Assignment ▸
Search the entries for the word "name" and return every line where it is found.

Records to process: Begin

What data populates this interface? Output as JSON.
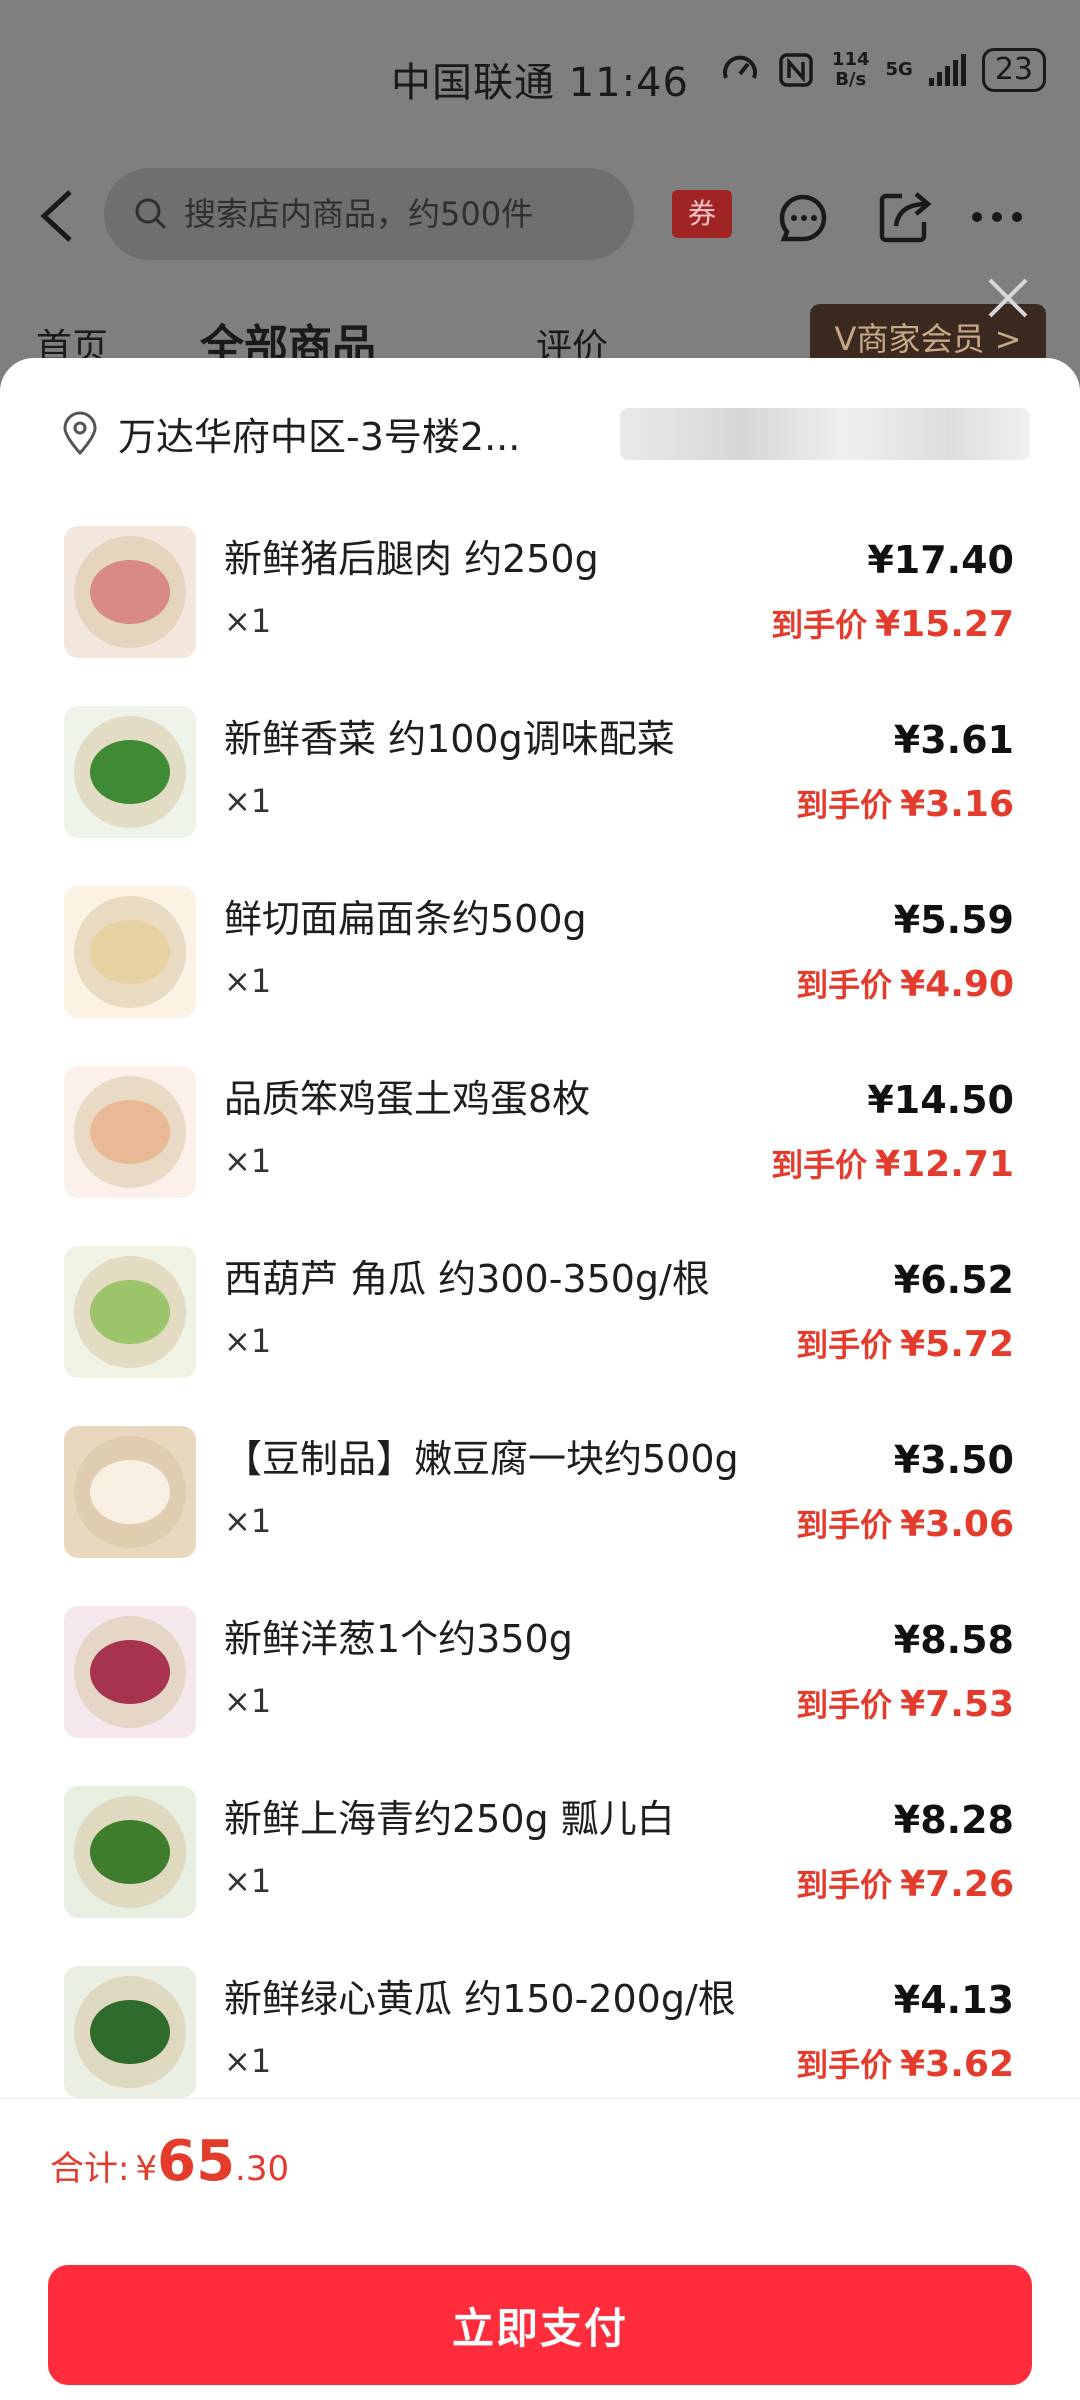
{
  "status_bar": {
    "carrier_time": "中国联通 11:46",
    "net_speed_value": "114",
    "net_speed_unit": "B/s",
    "network": "5G",
    "battery": "23"
  },
  "nav": {
    "search_placeholder": "搜索店内商品，约500件",
    "coupon_label": "券"
  },
  "tabs": {
    "home": "首页",
    "all_products": "全部商品",
    "reviews": "评价",
    "member": "V商家会员 >"
  },
  "address": {
    "text": "万达华府中区-3号楼2..."
  },
  "items": [
    {
      "name": "新鲜猪后腿肉 约250g",
      "qty": "×1",
      "price": "¥17.40",
      "final_label": "到手价",
      "final_price": "¥15.27"
    },
    {
      "name": "新鲜香菜 约100g调味配菜",
      "qty": "×1",
      "price": "¥3.61",
      "final_label": "到手价",
      "final_price": "¥3.16"
    },
    {
      "name": "鲜切面扁面条约500g",
      "qty": "×1",
      "price": "¥5.59",
      "final_label": "到手价",
      "final_price": "¥4.90"
    },
    {
      "name": "品质笨鸡蛋土鸡蛋8枚",
      "qty": "×1",
      "price": "¥14.50",
      "final_label": "到手价",
      "final_price": "¥12.71"
    },
    {
      "name": "西葫芦 角瓜 约300-350g/根",
      "qty": "×1",
      "price": "¥6.52",
      "final_label": "到手价",
      "final_price": "¥5.72"
    },
    {
      "name": "【豆制品】嫩豆腐一块约500g",
      "qty": "×1",
      "price": "¥3.50",
      "final_label": "到手价",
      "final_price": "¥3.06"
    },
    {
      "name": "新鲜洋葱1个约350g",
      "qty": "×1",
      "price": "¥8.58",
      "final_label": "到手价",
      "final_price": "¥7.53"
    },
    {
      "name": "新鲜上海青约250g 瓢儿白",
      "qty": "×1",
      "price": "¥8.28",
      "final_label": "到手价",
      "final_price": "¥7.26"
    },
    {
      "name": "新鲜绿心黄瓜 约150-200g/根",
      "qty": "×1",
      "price": "¥4.13",
      "final_label": "到手价",
      "final_price": "¥3.62"
    }
  ],
  "footer": {
    "total_label": "合计:",
    "currency": "¥",
    "total_int": "65",
    "total_dec": ".30",
    "pay_button": "立即支付"
  },
  "colors": {
    "accent_red": "#e33b2c",
    "pay_button": "#ff2c3c"
  }
}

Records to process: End

Your solution ▸
      "name": "新鲜猪后腿肉 约250g",
      "name": "新鲜香菜 约100g调味配菜",
      "name": "鲜切面扁面条约500g",
      "name": "品质笨鸡蛋土鸡蛋8枚",
      "name": "西葫芦 角瓜 约300-350g/根",
      "name": "【豆制品】嫩豆腐一块约500g",
      "name": "新鲜洋葱1个约350g",
      "name": "新鲜上海青约250g 瓢儿白",
      "name": "新鲜绿心黄瓜 约150-200g/根",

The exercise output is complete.